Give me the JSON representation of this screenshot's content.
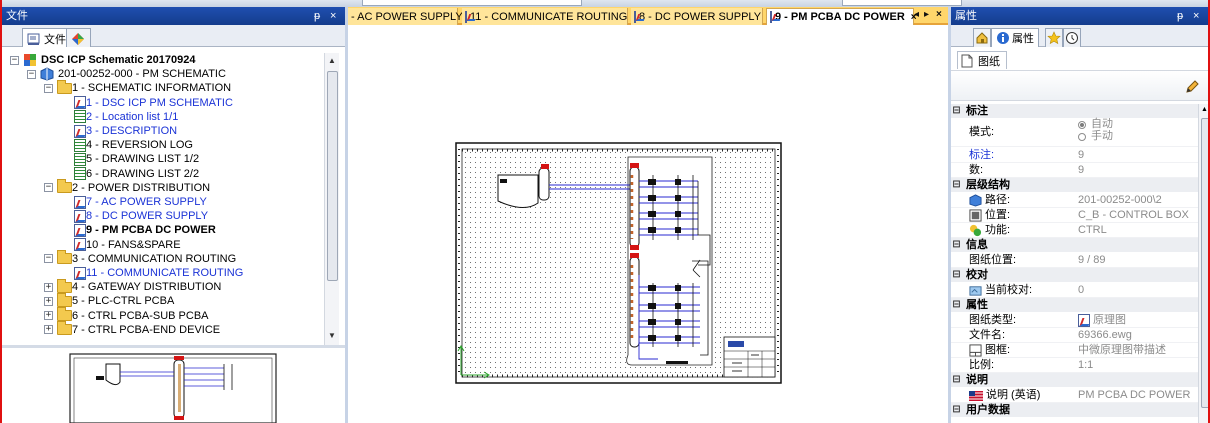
{
  "left_panel": {
    "title": "文件",
    "pin": "ᵽ",
    "close": "×",
    "tab_files": "文件",
    "tree": [
      {
        "label": "DSC ICP Schematic 20170924",
        "level": 0,
        "expander": "−",
        "icon": "project-icon",
        "bold": true
      },
      {
        "label": "201-00252-000 - PM SCHEMATIC",
        "level": 1,
        "expander": "−",
        "icon": "book-icon"
      },
      {
        "label": "1 - SCHEMATIC INFORMATION",
        "level": 2,
        "expander": "−",
        "icon": "folder-icon"
      },
      {
        "label": "1 - DSC ICP PM SCHEMATIC",
        "level": 3,
        "icon": "schematic-sheet-icon",
        "blue": true
      },
      {
        "label": "2 - Location list 1/1",
        "level": 3,
        "icon": "grid-sheet-icon",
        "blue": true
      },
      {
        "label": "3 - DESCRIPTION",
        "level": 3,
        "icon": "schematic-sheet-icon",
        "blue": true
      },
      {
        "label": "4 - REVERSION LOG",
        "level": 3,
        "icon": "grid-sheet-icon"
      },
      {
        "label": "5 - DRAWING LIST 1/2",
        "level": 3,
        "icon": "grid-sheet-icon"
      },
      {
        "label": "6 - DRAWING LIST 2/2",
        "level": 3,
        "icon": "grid-sheet-icon"
      },
      {
        "label": "2 - POWER DISTRIBUTION",
        "level": 2,
        "expander": "−",
        "icon": "folder-icon"
      },
      {
        "label": "7 - AC POWER SUPPLY",
        "level": 3,
        "icon": "schematic-sheet-icon",
        "blue": true
      },
      {
        "label": "8 - DC POWER SUPPLY",
        "level": 3,
        "icon": "schematic-sheet-icon",
        "blue": true
      },
      {
        "label": "9 - PM PCBA DC POWER",
        "level": 3,
        "icon": "schematic-sheet-icon",
        "bold": true
      },
      {
        "label": "10 - FANS&SPARE",
        "level": 3,
        "icon": "schematic-sheet-icon"
      },
      {
        "label": "3 - COMMUNICATION ROUTING",
        "level": 2,
        "expander": "−",
        "icon": "folder-icon"
      },
      {
        "label": "11 - COMMUNICATE ROUTING",
        "level": 3,
        "icon": "schematic-sheet-icon",
        "blue": true
      },
      {
        "label": "4 - GATEWAY DISTRIBUTION",
        "level": 2,
        "expander": "+",
        "icon": "folder-icon"
      },
      {
        "label": "5 - PLC-CTRL PCBA",
        "level": 2,
        "expander": "+",
        "icon": "folder-icon"
      },
      {
        "label": "6 - CTRL PCBA-SUB PCBA",
        "level": 2,
        "expander": "+",
        "icon": "folder-icon"
      },
      {
        "label": "7 - CTRL PCBA-END DEVICE",
        "level": 2,
        "expander": "+",
        "icon": "folder-icon"
      }
    ]
  },
  "doc_tabs": [
    {
      "label": "- AC POWER SUPPLY",
      "icon": false
    },
    {
      "label": "11 - COMMUNICATE ROUTING",
      "icon": true
    },
    {
      "label": "8 - DC POWER SUPPLY",
      "icon": true
    },
    {
      "label": "9 - PM PCBA DC POWER",
      "icon": true,
      "active": true
    }
  ],
  "doc_tab_close": "×",
  "doc_nav": {
    "prev": "◂",
    "next": "▸",
    "close": "×"
  },
  "right_panel": {
    "title": "属性",
    "pin": "ᵽ",
    "close": "×",
    "tab_properties": "属性",
    "sub_tab": "图纸",
    "categories": [
      {
        "label": "标注",
        "rows": [
          {
            "key": "模式:",
            "radio": [
              "自动",
              "手动"
            ],
            "selected": 0
          },
          {
            "key": "标注:",
            "value": "9",
            "blue": true
          },
          {
            "key": "数:",
            "value": "9"
          }
        ]
      },
      {
        "label": "层级结构",
        "rows": [
          {
            "key": "路径:",
            "value": "201-00252-000\\2",
            "icon": "book-icon"
          },
          {
            "key": "位置:",
            "value": "C_B - CONTROL BOX",
            "icon": "location-icon"
          },
          {
            "key": "功能:",
            "value": "CTRL",
            "icon": "function-icon"
          }
        ]
      },
      {
        "label": "信息",
        "rows": [
          {
            "key": "图纸位置:",
            "value": "9 / 89"
          }
        ]
      },
      {
        "label": "校对",
        "rows": [
          {
            "key": "当前校对:",
            "value": "0",
            "icon": "review-icon"
          }
        ]
      },
      {
        "label": "属性",
        "rows": [
          {
            "key": "图纸类型:",
            "value": "原理图",
            "value_icon": true
          },
          {
            "key": "文件名:",
            "value": "69366.ewg"
          },
          {
            "key": "图框:",
            "value": "中微原理图带描述",
            "icon": "frame-icon"
          },
          {
            "key": "比例:",
            "value": "1:1"
          }
        ]
      },
      {
        "label": "说明",
        "rows": [
          {
            "key": "说明 (英语)",
            "value": "PM PCBA DC POWER",
            "icon": "flag-us-icon"
          }
        ]
      },
      {
        "label": "用户数据",
        "rows": []
      }
    ]
  },
  "colors": {
    "header": "#1a47a4",
    "tab_strip": "#ffd66b",
    "link": "#1b33d6",
    "border": "#e01010"
  }
}
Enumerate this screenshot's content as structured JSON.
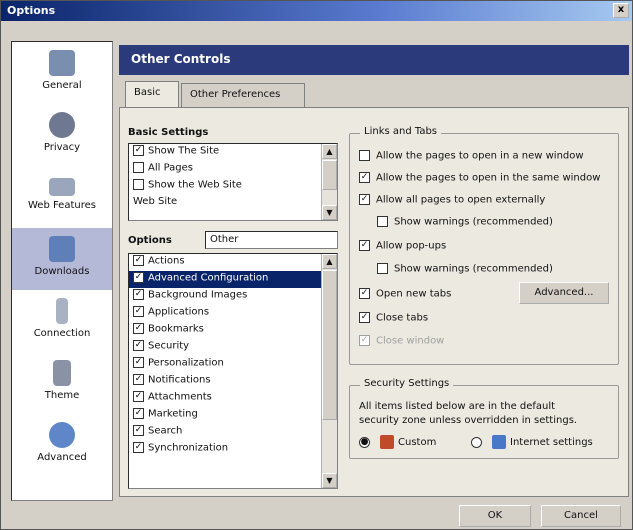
{
  "window": {
    "title": "Options",
    "close_glyph": "x"
  },
  "nav": {
    "items": [
      {
        "label": "General",
        "icon": "general-icon"
      },
      {
        "label": "Privacy",
        "icon": "privacy-icon"
      },
      {
        "label": "Web Features",
        "icon": "web-features-icon"
      },
      {
        "label": "Downloads",
        "icon": "downloads-icon",
        "selected": true
      },
      {
        "label": "Connection",
        "icon": "connection-icon"
      },
      {
        "label": "Theme",
        "icon": "theme-icon"
      },
      {
        "label": "Advanced",
        "icon": "advanced-icon"
      }
    ]
  },
  "header": {
    "title": "Other Controls"
  },
  "tabs": [
    {
      "label": "Basic"
    },
    {
      "label": "Other Preferences"
    }
  ],
  "left_section": {
    "basic_label": "Basic Settings",
    "basic_items": [
      {
        "label": "Show The Site",
        "checked": true
      },
      {
        "label": "All Pages",
        "checked": false
      },
      {
        "label": "Show the Web Site",
        "checked": false
      },
      {
        "label": "Web Site",
        "checked": false
      }
    ],
    "filter_label": "Options",
    "filter_value": "Other",
    "list_items": [
      {
        "label": "Actions",
        "checked": true
      },
      {
        "label": "Advanced Configuration",
        "checked": true,
        "selected": true
      },
      {
        "label": "Background Images",
        "checked": true
      },
      {
        "label": "Applications",
        "checked": true
      },
      {
        "label": "Bookmarks",
        "checked": true
      },
      {
        "label": "Security",
        "checked": true
      },
      {
        "label": "Personalization",
        "checked": true
      },
      {
        "label": "Notifications",
        "checked": true
      },
      {
        "label": "Attachments",
        "checked": true
      },
      {
        "label": "Marketing",
        "checked": true
      },
      {
        "label": "Search",
        "checked": true
      },
      {
        "label": "Synchronization",
        "checked": true
      }
    ]
  },
  "right_section": {
    "group1_label": "Links and Tabs",
    "options": [
      {
        "label": "Allow the pages to open in a new window",
        "checked": false,
        "indent": false,
        "disabled": false
      },
      {
        "label": "Allow the pages to open in the same window",
        "checked": true,
        "indent": false,
        "disabled": false
      },
      {
        "label": "Allow all pages to open externally",
        "checked": true,
        "indent": false,
        "disabled": false
      },
      {
        "label": "Show warnings (recommended)",
        "checked": false,
        "indent": true,
        "disabled": false
      },
      {
        "label": "Allow pop-ups",
        "checked": true,
        "indent": false,
        "disabled": false
      },
      {
        "label": "Show warnings (recommended)",
        "checked": false,
        "indent": true,
        "disabled": false
      },
      {
        "label": "Open new tabs",
        "checked": true,
        "indent": false,
        "disabled": false
      },
      {
        "label": "Close tabs",
        "checked": true,
        "indent": false,
        "disabled": false
      },
      {
        "label": "Close window",
        "checked": true,
        "indent": false,
        "disabled": true
      }
    ],
    "advanced_button": "Advanced...",
    "group2_label": "Security Settings",
    "group2_text1": "All items listed below are in the default",
    "group2_text2": "security zone unless overridden in settings.",
    "radio1_label": "Custom",
    "radio2_label": "Internet settings",
    "radio1_icon": "shield-icon",
    "radio2_icon": "globe-icon"
  },
  "footer": {
    "ok_label": "OK",
    "cancel_label": "Cancel"
  }
}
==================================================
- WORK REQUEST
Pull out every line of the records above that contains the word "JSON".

- ANSWER SECTION
Give me the JSON representation of this screenshot's content.
Enumerate this screenshot's content as structured JSON.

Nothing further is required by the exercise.